- _Stored data_
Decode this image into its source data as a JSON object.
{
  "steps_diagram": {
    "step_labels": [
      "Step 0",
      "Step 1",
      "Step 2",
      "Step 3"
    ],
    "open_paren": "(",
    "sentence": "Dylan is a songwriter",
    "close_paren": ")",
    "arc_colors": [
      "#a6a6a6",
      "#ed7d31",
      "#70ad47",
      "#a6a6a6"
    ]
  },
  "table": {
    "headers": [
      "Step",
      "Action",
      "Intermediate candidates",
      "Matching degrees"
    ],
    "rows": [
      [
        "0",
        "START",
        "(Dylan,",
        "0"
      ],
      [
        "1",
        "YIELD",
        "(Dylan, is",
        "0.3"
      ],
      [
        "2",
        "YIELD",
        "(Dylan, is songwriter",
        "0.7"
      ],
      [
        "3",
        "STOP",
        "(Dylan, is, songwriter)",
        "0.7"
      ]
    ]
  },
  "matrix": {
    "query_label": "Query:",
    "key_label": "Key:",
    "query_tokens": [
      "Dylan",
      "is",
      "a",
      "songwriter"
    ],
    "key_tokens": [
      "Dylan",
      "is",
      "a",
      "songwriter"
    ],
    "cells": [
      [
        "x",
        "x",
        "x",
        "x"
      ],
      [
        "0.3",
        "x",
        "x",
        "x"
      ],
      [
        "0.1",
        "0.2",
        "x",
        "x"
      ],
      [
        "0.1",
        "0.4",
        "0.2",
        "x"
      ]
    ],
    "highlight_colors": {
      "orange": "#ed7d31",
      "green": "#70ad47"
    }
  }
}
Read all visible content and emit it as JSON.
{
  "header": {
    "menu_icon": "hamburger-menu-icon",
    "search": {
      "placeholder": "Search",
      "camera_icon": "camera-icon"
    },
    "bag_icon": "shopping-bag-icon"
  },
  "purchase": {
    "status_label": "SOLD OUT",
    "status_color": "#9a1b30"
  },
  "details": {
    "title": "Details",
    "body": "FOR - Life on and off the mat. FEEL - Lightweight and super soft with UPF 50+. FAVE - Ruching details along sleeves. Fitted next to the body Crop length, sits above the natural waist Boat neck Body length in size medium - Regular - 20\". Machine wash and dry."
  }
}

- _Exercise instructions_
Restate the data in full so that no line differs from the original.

- _Answer for the task_
Decode this image into its source data as a JSON object.
{
  "steps_diagram": {
    "step_labels": [
      "Step 0",
      "Step 1",
      "Step 2",
      "Step 3"
    ],
    "open_paren": "(",
    "sentence": "Dylan is a songwriter",
    "close_paren": ")",
    "arc_colors": [
      "#a6a6a6",
      "#ed7d31",
      "#70ad47",
      "#a6a6a6"
    ]
  },
  "table": {
    "headers": [
      "Step",
      "Action",
      "Intermediate candidates",
      "Matching degrees"
    ],
    "rows": [
      [
        "0",
        "START",
        "(Dylan,",
        "0"
      ],
      [
        "1",
        "YIELD",
        "(Dylan, is",
        "0.3"
      ],
      [
        "2",
        "YIELD",
        "(Dylan, is songwriter",
        "0.7"
      ],
      [
        "3",
        "STOP",
        "(Dylan, is, songwriter)",
        "0.7"
      ]
    ]
  },
  "matrix": {
    "query_label": "Query:",
    "key_label": "Key:",
    "query_tokens": [
      "Dylan",
      "is",
      "a",
      "songwriter"
    ],
    "key_tokens": [
      "Dylan",
      "is",
      "a",
      "songwriter"
    ],
    "cells": [
      [
        "x",
        "x",
        "x",
        "x"
      ],
      [
        "0.3",
        "x",
        "x",
        "x"
      ],
      [
        "0.1",
        "0.2",
        "x",
        "x"
      ],
      [
        "0.1",
        "0.4",
        "0.2",
        "x"
      ]
    ],
    "highlight_colors": {
      "orange": "#ed7d31",
      "green": "#70ad47"
    }
  }
}
Read all visible content and emit it as JSON.
{
  "header": {
    "menu_icon": "hamburger-menu-icon",
    "search": {
      "placeholder": "Search",
      "camera_icon": "camera-icon"
    },
    "bag_icon": "shopping-bag-icon"
  },
  "purchase": {
    "status_label": "SOLD OUT",
    "status_color": "#9a1b30"
  },
  "details": {
    "title": "Details",
    "body": "FOR - Life on and off the mat. FEEL - Lightweight and super soft with UPF 50+. FAVE - Ruching details along sleeves. Fitted next to the body Crop length, sits above the natural waist Boat neck Body length in size medium - Regular - 20\". Machine wash and dry."
  }
}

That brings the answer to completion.